The Roguelite Deckbuilder: it’s a trendy genre of games that has exploded in popularity since the release of Slay the Spire in 2017. While Slay the Spire wasn’t the first game of it’s type, it’s certainly been the most popular and has spawned a lot of new games following the same formula. I am a huge fan of this type of game; the combination of replayability, randomness, and finding that amazing synergy to finish a run makes for short bursts of amazing gameplay.
Whenever a game is successful, other games will always try to piggy back off the success. Largely, these games will copy the majority of the mechanics and try to introduce something that makes them unique. The success of these “clone” games is highly dependent on walking that line between the new mechanics and keeping the formula close enough to what works.
Breach Wanderers is in development from Baronnerie Games and is available as a free download on Android and iOS, currently listed at $14.99 on Steam early access. I stumbled across the game as an iOS app store recommendation, and I was immediately drawn to it from the screenshots, especially because it was a free download to try. Upon opening the game for the first time, I was welcomed with a status screen that discusses the early access notes and what the latest patch notes were.

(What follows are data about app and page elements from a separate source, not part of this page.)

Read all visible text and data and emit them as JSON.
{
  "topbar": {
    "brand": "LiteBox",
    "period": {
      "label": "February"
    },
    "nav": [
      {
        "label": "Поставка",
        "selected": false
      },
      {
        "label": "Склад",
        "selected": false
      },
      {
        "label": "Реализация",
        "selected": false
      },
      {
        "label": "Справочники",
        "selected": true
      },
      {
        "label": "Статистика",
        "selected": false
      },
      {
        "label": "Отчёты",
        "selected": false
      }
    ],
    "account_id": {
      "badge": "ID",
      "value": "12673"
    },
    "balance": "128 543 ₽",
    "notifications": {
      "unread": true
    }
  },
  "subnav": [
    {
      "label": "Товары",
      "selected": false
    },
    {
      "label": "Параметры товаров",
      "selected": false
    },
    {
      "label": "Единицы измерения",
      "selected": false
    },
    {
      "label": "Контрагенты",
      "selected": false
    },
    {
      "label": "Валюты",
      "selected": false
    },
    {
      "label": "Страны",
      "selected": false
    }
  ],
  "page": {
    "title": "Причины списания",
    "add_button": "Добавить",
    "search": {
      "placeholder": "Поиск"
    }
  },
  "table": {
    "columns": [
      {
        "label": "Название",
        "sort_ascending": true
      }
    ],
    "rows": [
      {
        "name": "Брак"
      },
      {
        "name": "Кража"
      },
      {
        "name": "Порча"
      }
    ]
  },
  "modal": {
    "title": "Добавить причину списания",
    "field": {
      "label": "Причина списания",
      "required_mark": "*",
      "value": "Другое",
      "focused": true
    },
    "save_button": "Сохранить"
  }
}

They also have a development roadmap which leads up to the game’s expected release in Fall, 2022. As of writing this article, they have completed two phases, and the current “Aether Storm” phase (listed as a Spring 2022 update) is well underway. Each phase looks to add some combination of character classes, items, or new areas. As of posting this article, there have been two parts of the Aether Storm update posted, so the game now has it’s weather system and a new area added.
Only one of the eight characters will be selectable from the beginning, while the other seven characters can be purchased using in-game currency that can be earned either from playing, or purchased with real money. Fans of the genre will immediately feel at home when the game starts. The map view is set up the same way as Slay the Spire, with the option to pick your starting node, and the rest of the level is spread out in a branching, tree-like pattern. Each stage has an icon on the map to identify the type of encounter. One unique feature is that you can see the exact enemies you will face, so once you learn what they are, you have the ability to plan your route. One feature that makes Breach Wanderers feel truly unique is the ability to edit your starting deck with whatever unlocked cards you have. This is handled a lot like Hearthstone’s deck construction, and you need to find a balance between attack, defense, and support. I do enjoy this mechanic a lot, so the beginning of each game can be more interesting, allowing you to quickly have a themed focus for your deck.
In combat there are A LOT of mechanics to consider. There’s only so much that can be done with cards that have attack, defense, buffs, and debuffs, but Breach Wanderers does add a few unique elements. There’s a variety of status effects (frost, shock, arcane, etc.) that build up, and when you reach a certain threshold, it will apply a strong debuff or do damage. When the frost bar is filled up, the target will become frozen and unable to act during their next turn. What’s nice about these status effects is that the bar takes longer to fill each time, so you cannot just spam certain elements over and over. These elemental bars affect both the player and the enemies as well, and, as expected, there are ways to reduce the bars, preventing the effects from happening. Blocking is slightly different in this game as well. Your character has a blocking threshold, and, at the end of the enemy turn, your block is reset to this threshold if it’s higher. If it’s lower, however, it will carry over to the next turn. Mana is handled in a similar fashion, with a cap that you can exceed, but unused excess will be lost. During the game you can play cards that change both your mana per turn and the max threshold you have.
At the end of each battle, you will choose from a group of rewards. Again, this will feel very familiar to fans of the genre, but there are a few tweaks here as well. Card rewards will contain 2 cards for your chosen character, along with 1 card that’s unique to the monsters that were just defeated. This mechanic makes it possible to expand your deck in order to get away from a singular damage type or to create new synergies. Also slightly different is the collection of relics – after each fight you will earn energy, and collecting 100 energy will allow you to pick a relic that provides a passive effect.
This game should definitely be on your radar if you’re a fan of Slay the Spire or other roguelite deckbuilding games. It’s free to play on mobile, so there’s minimal cost to check it out. I will definitely be following this game throughout it’s early access stage, and I plan on doing a full review when version 1.0 is released. Though this game is in early access, I am highly recommending it as it has the potential to sit among the great games in a genre that is very trendy and inundated in new releases.